Cholestasis of Pregnancy

Cholestasis of pregnancy post by Dr Adeline Chan, Sydney obstetrician gynaecologist

Got that itchy skin? Especially around your hands and feet? Are you pregnant?

While it is common to get itchy skin in pregnancy (up to 20% get some sort of itching), it is important to get it checked out! Majority of the time, it is a benign condition that is easily treated. But in a small percentage of pregnant mothers, it can be a serious condition known as Cholestasis of Pregnancy.

This is something that might be discussed during the second or third trimester of your pregnancy care.

How common is it?

It can occur in about ~1% of pregnancies, with a slightly higher incidence in certain ethnic populations (higher in Asians and up to 5% in Hispanic population). It can also be affected by genetic and environmental factors.

How does it present itself?

Most commonly manifest as itching on hands and feet, it can affect any pregnant women, and usually in the third trimester. In some women, it can be much earlier and the itching can be anywhere! There is usually also no rash seen.
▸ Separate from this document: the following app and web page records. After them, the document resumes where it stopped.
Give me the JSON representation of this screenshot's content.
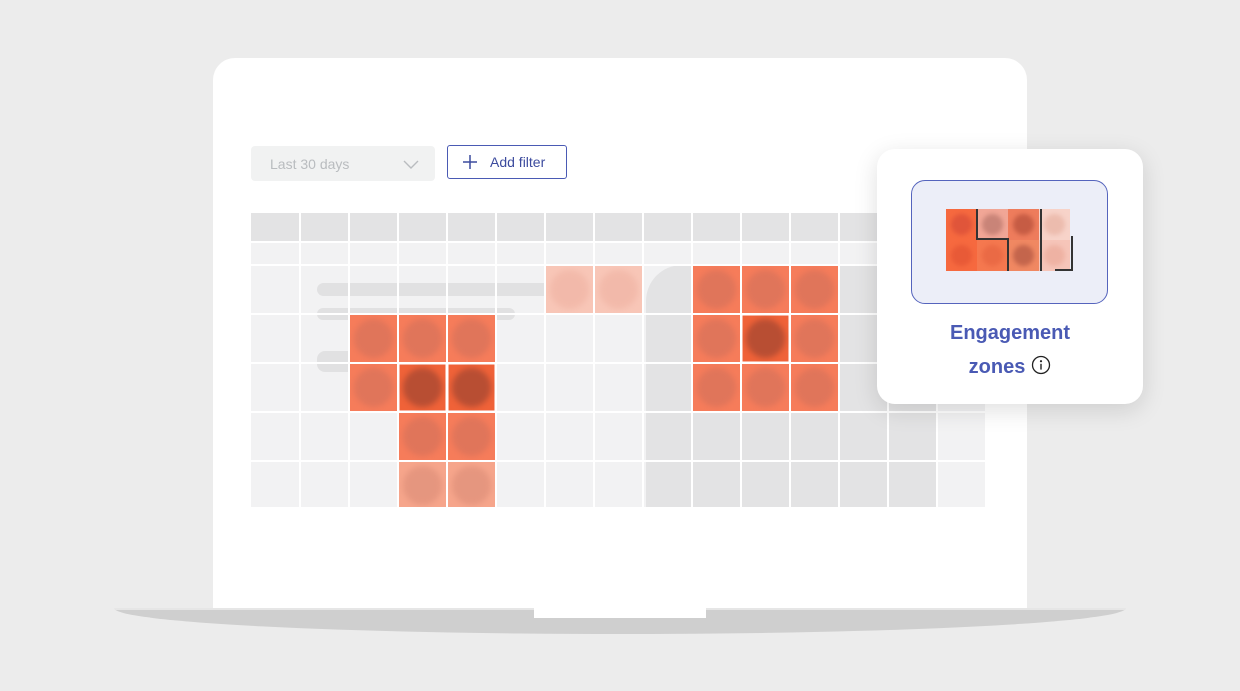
{
  "filters": {
    "date_range": "Last 30 days",
    "add_filter_label": "Add filter"
  },
  "engagement_card": {
    "title_line1": "Engagement",
    "title_line2": "zones"
  },
  "icons": [
    "chevron-down-icon",
    "plus-icon",
    "info-icon"
  ],
  "colors": {
    "accent": "#4a5ab4",
    "heat_strong": "#f4603a",
    "heat_light": "#f8bfae",
    "heat_core": "#b95038"
  }
}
If you have any symptoms of itchiness (not just hands and feet), please remember to discuss it with your healthcare provider.
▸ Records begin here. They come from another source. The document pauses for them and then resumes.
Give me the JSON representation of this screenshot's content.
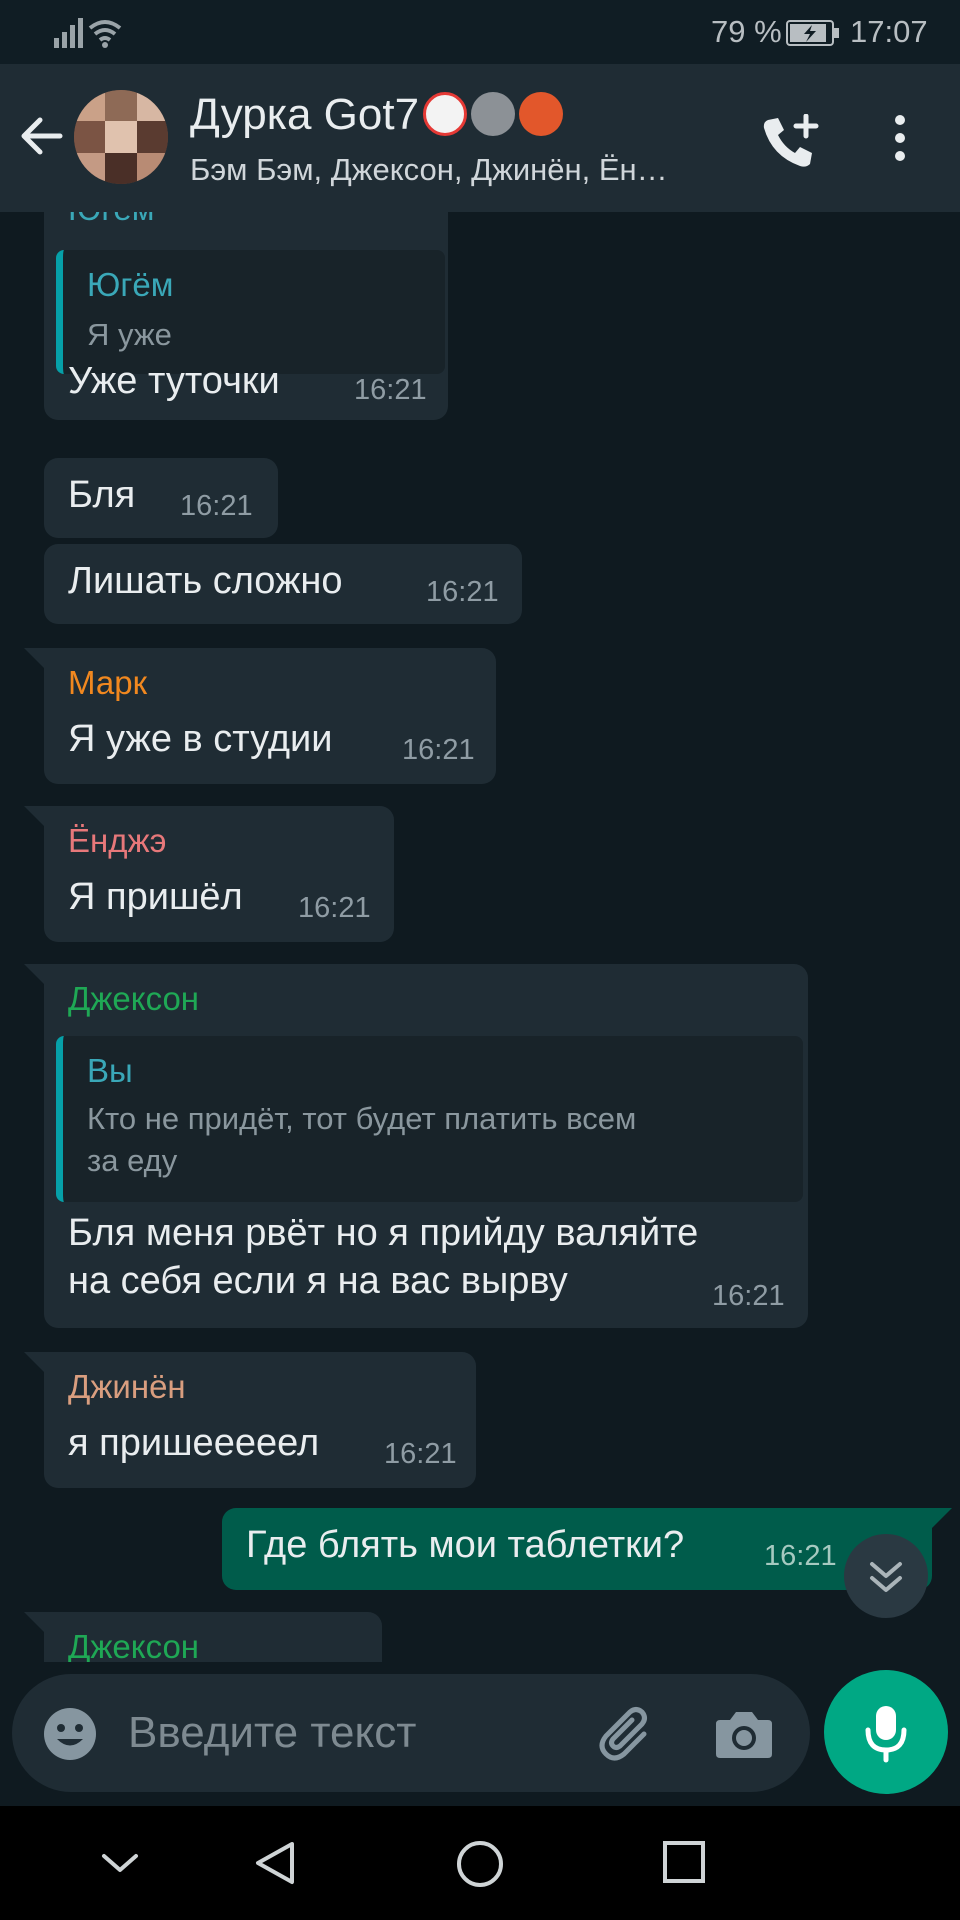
{
  "status": {
    "battery_percent": "79 %",
    "time": "17:07"
  },
  "header": {
    "title": "Дурка Got7",
    "members": "Бэм Бэм, Джексон, Джинён, Ён…"
  },
  "messages": [
    {
      "sender": "Югём",
      "quote_sender": "Югём",
      "quote_text": "Я уже",
      "text": "Уже туточки",
      "time": "16:21"
    },
    {
      "text": "Бля",
      "time": "16:21"
    },
    {
      "text": "Лишать сложно",
      "time": "16:21"
    },
    {
      "sender": "Марк",
      "text": "Я уже в студии",
      "time": "16:21"
    },
    {
      "sender": "Ёнджэ",
      "text": "Я пришёл",
      "time": "16:21"
    },
    {
      "sender": "Джексон",
      "quote_sender": "Вы",
      "quote_text_1": "Кто не придёт, тот будет платить всем",
      "quote_text_2": "за еду",
      "text_1": "Бля меня рвёт но я прийду валяйте",
      "text_2": "на себя если я на вас вырву",
      "time": "16:21"
    },
    {
      "sender": "Джинён",
      "text": "я пришееееел",
      "time": "16:21"
    },
    {
      "outgoing": true,
      "text": "Где блять мои таблетки?",
      "time": "16:21"
    },
    {
      "sender": "Джексон"
    }
  ],
  "sender_colors": {
    "Югём": "#3aa8b8",
    "Марк": "#f1881f",
    "Ёнджэ": "#e7787a",
    "Джексон": "#1fa855",
    "Джинён": "#d99e7f"
  },
  "input": {
    "placeholder": "Введите текст"
  },
  "icons": {
    "back": "arrow-left-icon",
    "call_add": "phone-plus-icon",
    "menu": "more-vertical-icon",
    "emoji": "smiley-icon",
    "attach": "paperclip-icon",
    "camera": "camera-icon",
    "mic": "microphone-icon",
    "scroll": "double-chevron-down-icon"
  },
  "colors": {
    "accent": "#00a884",
    "outgoing_bubble": "#005c4b",
    "incoming_bubble": "#1f2c34",
    "background": "#0f1a20"
  }
}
What causes cholestasis?

We are not entirely sure what causes cholestasis, but there seems to be a possible genetic component as it can occur in familial clusters and certain ethnic populations. Pregnant mothers with underlying liver disease may also be more susceptible.

How do we investigate for it?

If you have symptoms suggestive of cholestasis, we would organize for you to have some blood tests. They will need to be done when you are fasted – bile acids and liver function test.

If I am diagnosed with cholestasis, what happens next?

We will have to monitor both mom and baby and it can happen in the following ways:

· For mom, a medication would be started to bring down the levels of the bile acids. This is important can it can act as a toxin to the baby. Then, weekly bloods may be requested to monitor the condition.

· For baby, a CTG may be requested on a weekly or twice weekly basis and an ultrasound as well to check on the baby’s growth and wellbeing.

As the medication is not a cure for the disease, your doctor will discuss the delivery plan for your baby. Usually we would recommend a delivery between 37-39 weeks but it would depend on your clinical situation.

What is the risk with cholestasis?

There is an increased risk of stillbirth compared to the general population of pregnant mothers. It is very important to be aware of your baby’s movements. If there is any change especially if you feel that baby is not as active, you need to let your doctor know immediately.

Due to the difficulty in predicting stillbirth, you may be offered an early delivery of your baby.

Do I need to have a Caesarean Section?

Cholestasis of Pregnancy in itself is not an indication for a Caesarean Section. However, there is a slightly higher incidence of meconium passed in labour and fetal distress which may contribute to having a caesarean section.

Will it happen again?

Yes, cholestasis can occur again in future pregnancy – in up to 50-80% for pregnant mothers who have had them before. So, it is important that we monitor for it in future pregnancies.

A couple of other things to know when you have cholestasis is that :

· There is generally no long-term adverse effects on your or your baby from the cholestasis itself

· Your doctor may also discuss the options for the pill for the future (avoiding estrogen)

Dr Adeline Chan is a female obstetrician in Sydney, serving the Western Sydney and Hills District area.

Feel free to leave us a message at or call our friendly staff at 02 9629 3559 if you have any questions or would like to make an appointment.


bottom of page